Various theories attempt to explain addiction. One psychodynamic theory is that addictions function as a transitional object (a symbolic replacement for maternal functions). People whose early attachments failed to meet their basic needs for security have difficulty forming trusting, intimate partnerships. The addiction protects them from interpersonal vulnerability by keeping them in the illusion of self-reliance. The illusion of autonomy is comforting, but ultimately robs the addict of fulfilling, whole object relationships. Addictions create artificial needs that prevent real needs from being met. The false need is insatiable. The hungry ghost gets hungrier for what it does not need, and for what cannot fulfill.
Dependency on addictive substances is marked by tolerance—needing more to get the same effect—and withdrawal—physical and psychological symptoms upon cessation of use. To avoid withdrawal, one must continue using in increasing quantities. Couple this with psychological dependency and the addict’s life becomes progressively centered around the object of addiction. Eventually, anything can become a reason to indulge. Most addictions carry guilt and shame. The divide between the private battle and public cover-ups creates an internal chasm. The victim must weave a web of deception to maintain the secret. Eros and Thanatos wage an internal war that becomes a living hell. “I’m sick and tired of being sick and tired,” is another familiar phrase in AA circles.
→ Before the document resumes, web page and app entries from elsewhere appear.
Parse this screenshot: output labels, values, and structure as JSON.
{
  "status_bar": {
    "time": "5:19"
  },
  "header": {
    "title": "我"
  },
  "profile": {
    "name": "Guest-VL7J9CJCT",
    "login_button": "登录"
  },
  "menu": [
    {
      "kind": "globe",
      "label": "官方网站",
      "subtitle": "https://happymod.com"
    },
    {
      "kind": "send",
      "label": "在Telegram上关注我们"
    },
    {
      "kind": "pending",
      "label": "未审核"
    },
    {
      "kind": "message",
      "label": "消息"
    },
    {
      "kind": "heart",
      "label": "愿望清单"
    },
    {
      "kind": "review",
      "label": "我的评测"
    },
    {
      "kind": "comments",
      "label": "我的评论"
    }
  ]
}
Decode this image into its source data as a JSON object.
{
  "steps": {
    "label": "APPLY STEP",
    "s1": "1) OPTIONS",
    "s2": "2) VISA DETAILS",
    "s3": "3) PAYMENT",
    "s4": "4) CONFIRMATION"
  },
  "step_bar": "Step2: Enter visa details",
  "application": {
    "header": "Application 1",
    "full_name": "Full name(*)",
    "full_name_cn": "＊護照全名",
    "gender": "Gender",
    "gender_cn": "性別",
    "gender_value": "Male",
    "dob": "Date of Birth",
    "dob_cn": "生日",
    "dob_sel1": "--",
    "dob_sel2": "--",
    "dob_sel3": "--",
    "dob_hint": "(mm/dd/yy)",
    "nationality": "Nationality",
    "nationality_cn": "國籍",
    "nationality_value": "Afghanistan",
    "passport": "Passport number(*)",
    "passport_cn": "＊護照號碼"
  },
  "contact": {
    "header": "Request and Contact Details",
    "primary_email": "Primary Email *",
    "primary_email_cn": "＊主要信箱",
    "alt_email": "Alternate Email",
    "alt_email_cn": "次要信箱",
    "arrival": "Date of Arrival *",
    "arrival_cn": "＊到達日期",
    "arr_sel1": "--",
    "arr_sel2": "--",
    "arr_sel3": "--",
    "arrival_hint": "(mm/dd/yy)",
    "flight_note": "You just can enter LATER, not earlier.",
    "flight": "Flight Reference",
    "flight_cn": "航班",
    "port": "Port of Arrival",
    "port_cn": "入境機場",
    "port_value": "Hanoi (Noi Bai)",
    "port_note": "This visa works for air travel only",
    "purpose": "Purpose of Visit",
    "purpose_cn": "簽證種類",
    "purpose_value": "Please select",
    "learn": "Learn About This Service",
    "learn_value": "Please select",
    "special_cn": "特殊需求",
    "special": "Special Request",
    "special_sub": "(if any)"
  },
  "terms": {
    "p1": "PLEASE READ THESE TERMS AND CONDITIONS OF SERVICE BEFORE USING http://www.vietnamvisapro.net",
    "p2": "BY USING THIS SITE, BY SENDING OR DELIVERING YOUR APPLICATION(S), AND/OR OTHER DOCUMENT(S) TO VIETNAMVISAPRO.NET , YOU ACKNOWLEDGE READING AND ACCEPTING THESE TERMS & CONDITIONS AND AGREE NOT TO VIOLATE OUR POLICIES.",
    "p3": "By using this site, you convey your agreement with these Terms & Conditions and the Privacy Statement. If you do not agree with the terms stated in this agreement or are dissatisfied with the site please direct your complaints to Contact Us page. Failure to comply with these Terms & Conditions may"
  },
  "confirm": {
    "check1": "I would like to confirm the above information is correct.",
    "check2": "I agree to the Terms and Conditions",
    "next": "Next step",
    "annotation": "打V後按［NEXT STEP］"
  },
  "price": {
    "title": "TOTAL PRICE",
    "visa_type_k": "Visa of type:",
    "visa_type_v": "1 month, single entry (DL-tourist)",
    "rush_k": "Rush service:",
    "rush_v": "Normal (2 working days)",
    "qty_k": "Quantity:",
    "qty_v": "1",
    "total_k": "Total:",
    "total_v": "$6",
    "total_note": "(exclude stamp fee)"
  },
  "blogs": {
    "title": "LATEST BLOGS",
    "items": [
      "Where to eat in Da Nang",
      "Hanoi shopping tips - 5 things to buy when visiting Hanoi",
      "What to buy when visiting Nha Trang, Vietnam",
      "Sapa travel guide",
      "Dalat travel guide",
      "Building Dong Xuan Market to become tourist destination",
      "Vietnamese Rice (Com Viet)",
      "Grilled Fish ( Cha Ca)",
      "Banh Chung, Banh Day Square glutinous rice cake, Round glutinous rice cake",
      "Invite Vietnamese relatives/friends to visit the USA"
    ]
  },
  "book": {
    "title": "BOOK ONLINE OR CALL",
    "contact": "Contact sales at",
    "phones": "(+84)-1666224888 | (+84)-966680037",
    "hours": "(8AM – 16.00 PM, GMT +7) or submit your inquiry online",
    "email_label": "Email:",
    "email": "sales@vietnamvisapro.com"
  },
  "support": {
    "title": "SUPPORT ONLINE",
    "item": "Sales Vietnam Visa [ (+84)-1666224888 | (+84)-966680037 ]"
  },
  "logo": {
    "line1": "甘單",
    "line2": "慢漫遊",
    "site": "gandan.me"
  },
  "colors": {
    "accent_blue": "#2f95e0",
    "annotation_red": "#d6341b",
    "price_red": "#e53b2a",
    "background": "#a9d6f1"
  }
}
Amnesia, denial, rationalization and cravings are the lubricant for sliding into addictive behaviours. Rational thinking through to the consequences is temporarily foreclosed. Suffering resurfaces with fortified determination to stop, yet triggers happen and the cycle starts again. Triggers can be intolerable affect states, conditioned associations (e.g., “I always smoke when I drink.”), anniversaries, boredom, loneliness, etc. In AA, they say, “A thousand excuses, and not one good reason.” Over time, more and more things become triggers.
Some people balk at the spiritual component of 12-step recovery programs. Step Two is written: “Came to believe a power greater than ourselves could restore us to sanity.” The fellowship of AA began in the 1930’s with two alcoholics, Bill W. and Dr. Bob. It was based on the Oxford Movement in England in the 1800s, which was a Christian renewal movement using the small group experience. As soon as Bill W. and Dr. Bob were aware that Christianity was a deterrent to non-Christians, they changed the wording to “Higher Power” and stated that it is up to the individual to define their Higher Power. They wanted AA to be inclusive of all sufferers of alcohol dependency. Tradition Two states: “The only requirement for membership is the desire to stop drinking.”
The 12 steps are about letting go of self-will and doing the will of the Higher Power. This could be likened to Wise Mind in DBT, intuition, or executive ego in psychodynamic terms. The strong-willed pulls for indulgence evoke strong-willed superego “shoulds” for abstinence. Good vies with evil. Eros vies with destructive Thanatos. Strong-willed intentions lead to strong-willed defiance. The 12-steps are about willingness, not willfulness. It is a softening of the extremes and a strengthening of the integrated self.
AA is no longer the only option. There are alternatives for people to choose from, such as SMART Recovery, or Rational Recovery. People have to find what works for them. Yet, the 12-Step Anonymous groups offer members recovery tools (learning to live in harmony with self and others), healing fellowship, and a transcendent experience that can sweeten the joys and challenges of everyday life.
Marilyn Chotem, Ed.D., R.Psych. #773
BC Psychologist Journal, Addictions, Volume 2/Issue 3, Summer 2013